Similarly, an emerging Egypt could seek to deepen the 2009 Treaty on Strategic Partnerships with Moscow, which promised greater bilateral cooperation in science, education, and tourism (Russians are the largest group of tourists to Egypt). Talks on future cooperation with other Arab countries, such as the UAE, which has been discussing the supply of nuclear fuel from Russia, should reassure Moscow that it can forge enduring relations with key states in the region after Assad.

Nine months into its people's uprising, the situation in Syria is slipping dangerously out of control. Urgent action is needed to avert a bloodbath inside Syria and protect its civilians, including its minorities. Very soon, the diplomats at the UN and their leaders in capitals will have little ability to manage events inside the country. Today, there may still be an opportunity to act. Russia's engagement of the UN Security Council, the Arab

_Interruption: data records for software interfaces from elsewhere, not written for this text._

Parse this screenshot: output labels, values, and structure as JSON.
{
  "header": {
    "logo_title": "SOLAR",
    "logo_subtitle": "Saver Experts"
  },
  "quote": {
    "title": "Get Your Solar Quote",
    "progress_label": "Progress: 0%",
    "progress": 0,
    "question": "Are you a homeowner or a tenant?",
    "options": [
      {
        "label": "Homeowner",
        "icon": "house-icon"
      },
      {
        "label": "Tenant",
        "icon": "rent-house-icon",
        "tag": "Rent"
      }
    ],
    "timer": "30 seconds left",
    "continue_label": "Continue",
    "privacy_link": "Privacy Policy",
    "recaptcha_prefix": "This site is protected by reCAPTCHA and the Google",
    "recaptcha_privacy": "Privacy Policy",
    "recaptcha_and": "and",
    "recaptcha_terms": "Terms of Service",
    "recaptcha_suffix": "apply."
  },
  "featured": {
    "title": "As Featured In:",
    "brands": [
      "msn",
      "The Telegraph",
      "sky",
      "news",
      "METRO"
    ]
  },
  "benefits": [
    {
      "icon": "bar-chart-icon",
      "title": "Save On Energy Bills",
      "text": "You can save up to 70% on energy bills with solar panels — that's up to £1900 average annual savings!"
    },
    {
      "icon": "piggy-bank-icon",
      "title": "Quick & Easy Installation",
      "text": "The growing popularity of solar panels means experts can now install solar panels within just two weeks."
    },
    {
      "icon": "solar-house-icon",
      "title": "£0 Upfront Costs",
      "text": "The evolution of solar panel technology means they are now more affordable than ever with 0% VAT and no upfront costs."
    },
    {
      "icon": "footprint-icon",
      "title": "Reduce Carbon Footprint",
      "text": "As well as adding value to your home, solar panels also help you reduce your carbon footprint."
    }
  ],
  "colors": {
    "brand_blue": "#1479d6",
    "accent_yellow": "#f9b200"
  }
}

League's continued efforts to end the violence and the Syrian opposition's willingness to engage with Moscow and to consider a way out for Assad could be the cornerstones of a new international compact on Syria. Moscow must seize the opportunity.

Salman Shaikh is Director of the Brookings Doha Center and Fellow, Saban Center for Middle East Policy at the Brookings Institution. He previously served as the Special Assistant to the UN Special Coordinator the Middle East Peace Process.